Exercise requirements: Write the full listing out again, word for word, but omit the pictures.
##############################
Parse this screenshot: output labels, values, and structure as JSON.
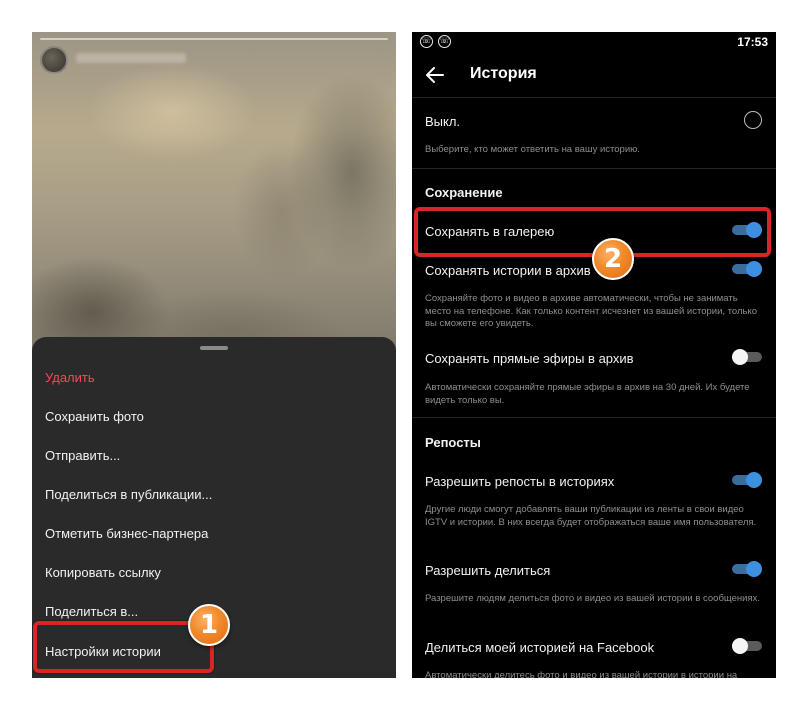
{
  "left_screen": {
    "menu_items": [
      "Удалить",
      "Сохранить фото",
      "Отправить...",
      "Поделиться в публикации...",
      "Отметить бизнес-партнера",
      "Копировать ссылку",
      "Поделиться в...",
      "Настройки истории"
    ],
    "annotation_number": "1"
  },
  "right_screen": {
    "status_time": "17:53",
    "title": "История",
    "off_label": "Выкл.",
    "off_desc": "Выберите, кто может ответить на вашу историю.",
    "section_saving": "Сохранение",
    "save_gallery": "Сохранять в галерею",
    "save_archive": "Сохранять истории в архив",
    "save_archive_desc": "Сохраняйте фото и видео в архиве автоматически, чтобы не занимать место на телефоне. Как только контент исчезнет из вашей истории, только вы сможете его увидеть.",
    "save_live": "Сохранять прямые эфиры в архив",
    "save_live_desc": "Автоматически сохраняйте прямые эфиры в архив на 30 дней. Их будете видеть только вы.",
    "section_reposts": "Репосты",
    "allow_reposts": "Разрешить репосты в историях",
    "allow_reposts_desc": "Другие люди смогут добавлять ваши публикации из ленты в свои видео IGTV и истории. В них всегда будет отображаться ваше имя пользователя.",
    "allow_sharing": "Разрешить делиться",
    "allow_sharing_desc": "Разрешите людям делиться фото и видео из вашей истории в сообщениях.",
    "share_facebook": "Делиться моей историей на Facebook",
    "share_facebook_desc": "Автоматически делитесь фото и видео из вашей истории в истории на",
    "toggles": {
      "save_gallery": true,
      "save_archive": true,
      "save_live": false,
      "allow_reposts": true,
      "allow_sharing": true,
      "share_facebook": false
    },
    "annotation_number": "2"
  },
  "colors": {
    "accent_blue": "#3d8fe0",
    "danger_red": "#ec4d5b",
    "highlight_red": "#d92525",
    "badge_orange": "#f08a2a"
  }
}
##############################
Final answer:
Parse this screenshot: output labels, values, and structure as JSON.
{
  "left_screen": {
    "menu_items": [
      "Удалить",
      "Сохранить фото",
      "Отправить...",
      "Поделиться в публикации...",
      "Отметить бизнес-партнера",
      "Копировать ссылку",
      "Поделиться в...",
      "Настройки истории"
    ],
    "annotation_number": "1"
  },
  "right_screen": {
    "status_time": "17:53",
    "title": "История",
    "off_label": "Выкл.",
    "off_desc": "Выберите, кто может ответить на вашу историю.",
    "section_saving": "Сохранение",
    "save_gallery": "Сохранять в галерею",
    "save_archive": "Сохранять истории в архив",
    "save_archive_desc": "Сохраняйте фото и видео в архиве автоматически, чтобы не занимать место на телефоне. Как только контент исчезнет из вашей истории, только вы сможете его увидеть.",
    "save_live": "Сохранять прямые эфиры в архив",
    "save_live_desc": "Автоматически сохраняйте прямые эфиры в архив на 30 дней. Их будете видеть только вы.",
    "section_reposts": "Репосты",
    "allow_reposts": "Разрешить репосты в историях",
    "allow_reposts_desc": "Другие люди смогут добавлять ваши публикации из ленты в свои видео IGTV и истории. В них всегда будет отображаться ваше имя пользователя.",
    "allow_sharing": "Разрешить делиться",
    "allow_sharing_desc": "Разрешите людям делиться фото и видео из вашей истории в сообщениях.",
    "share_facebook": "Делиться моей историей на Facebook",
    "share_facebook_desc": "Автоматически делитесь фото и видео из вашей истории в истории на",
    "toggles": {
      "save_gallery": true,
      "save_archive": true,
      "save_live": false,
      "allow_reposts": true,
      "allow_sharing": true,
      "share_facebook": false
    },
    "annotation_number": "2"
  },
  "colors": {
    "accent_blue": "#3d8fe0",
    "danger_red": "#ec4d5b",
    "highlight_red": "#d92525",
    "badge_orange": "#f08a2a"
  }
}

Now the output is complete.